### TASK PROMPT
Could you retype all of the records exactly, leaving out every picture?

[Items from a data source]
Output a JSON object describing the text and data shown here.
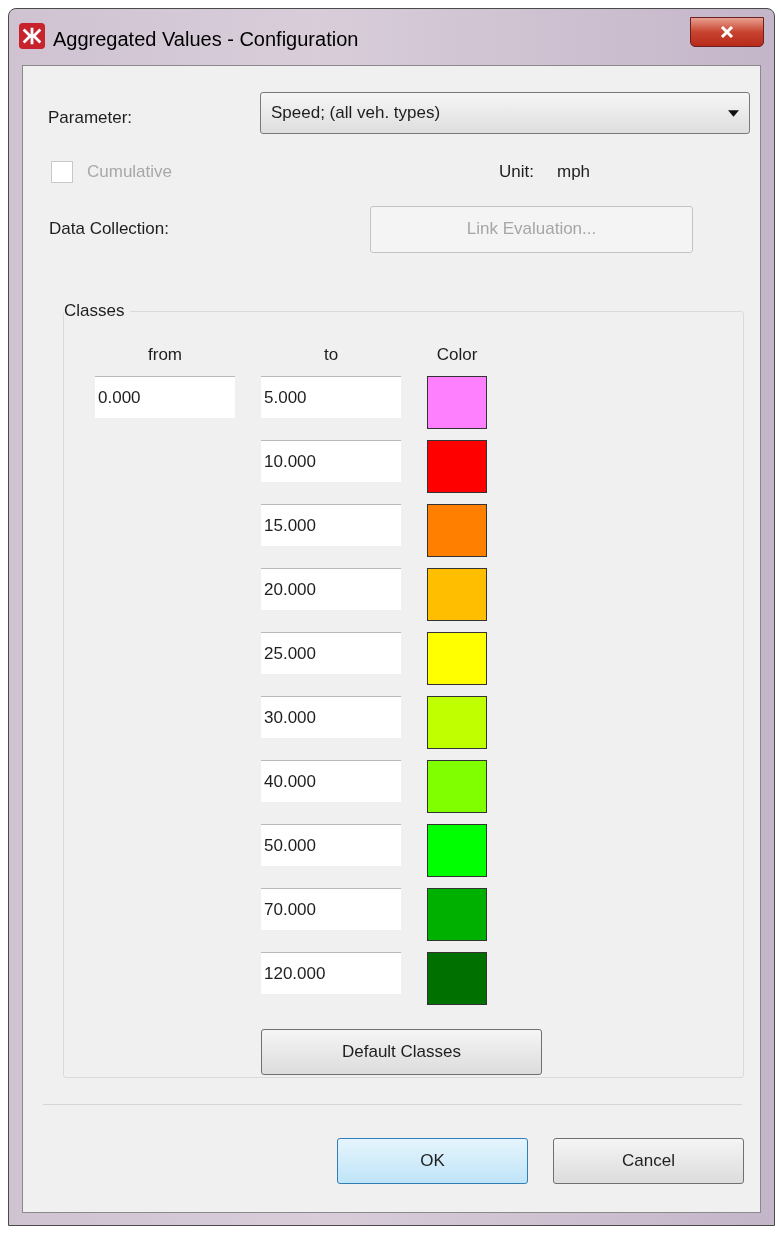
{
  "window": {
    "title": "Aggregated Values - Configuration"
  },
  "parameter": {
    "label": "Parameter:",
    "value": "Speed; (all veh. types)"
  },
  "cumulative": {
    "label": "Cumulative",
    "checked": false,
    "disabled": true
  },
  "unit": {
    "label": "Unit:",
    "value": "mph"
  },
  "data_collection": {
    "label": "Data Collection:",
    "button": "Link Evaluation...",
    "disabled": true
  },
  "classes": {
    "title": "Classes",
    "columns": [
      "from",
      "to",
      "Color"
    ],
    "rows": [
      {
        "from": "0.000",
        "to": "5.000",
        "color": "#ff80ff"
      },
      {
        "to": "10.000",
        "color": "#ff0000"
      },
      {
        "to": "15.000",
        "color": "#ff8000"
      },
      {
        "to": "20.000",
        "color": "#ffbf00"
      },
      {
        "to": "25.000",
        "color": "#ffff00"
      },
      {
        "to": "30.000",
        "color": "#bfff00"
      },
      {
        "to": "40.000",
        "color": "#80ff00"
      },
      {
        "to": "50.000",
        "color": "#00ff00"
      },
      {
        "to": "70.000",
        "color": "#00b000"
      },
      {
        "to": "120.000",
        "color": "#007000"
      }
    ],
    "default_button": "Default Classes"
  },
  "buttons": [
    {
      "label": "OK",
      "default": true
    },
    {
      "label": "Cancel",
      "default": false
    }
  ]
}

### RESULT OF THE TASK
Output a JSON object describing the text and data shown here.
{
  "window": {
    "title": "Aggregated Values - Configuration"
  },
  "parameter": {
    "label": "Parameter:",
    "value": "Speed; (all veh. types)"
  },
  "cumulative": {
    "label": "Cumulative",
    "checked": false,
    "disabled": true
  },
  "unit": {
    "label": "Unit:",
    "value": "mph"
  },
  "data_collection": {
    "label": "Data Collection:",
    "button": "Link Evaluation...",
    "disabled": true
  },
  "classes": {
    "title": "Classes",
    "columns": [
      "from",
      "to",
      "Color"
    ],
    "rows": [
      {
        "from": "0.000",
        "to": "5.000",
        "color": "#ff80ff"
      },
      {
        "to": "10.000",
        "color": "#ff0000"
      },
      {
        "to": "15.000",
        "color": "#ff8000"
      },
      {
        "to": "20.000",
        "color": "#ffbf00"
      },
      {
        "to": "25.000",
        "color": "#ffff00"
      },
      {
        "to": "30.000",
        "color": "#bfff00"
      },
      {
        "to": "40.000",
        "color": "#80ff00"
      },
      {
        "to": "50.000",
        "color": "#00ff00"
      },
      {
        "to": "70.000",
        "color": "#00b000"
      },
      {
        "to": "120.000",
        "color": "#007000"
      }
    ],
    "default_button": "Default Classes"
  },
  "buttons": [
    {
      "label": "OK",
      "default": true
    },
    {
      "label": "Cancel",
      "default": false
    }
  ]
}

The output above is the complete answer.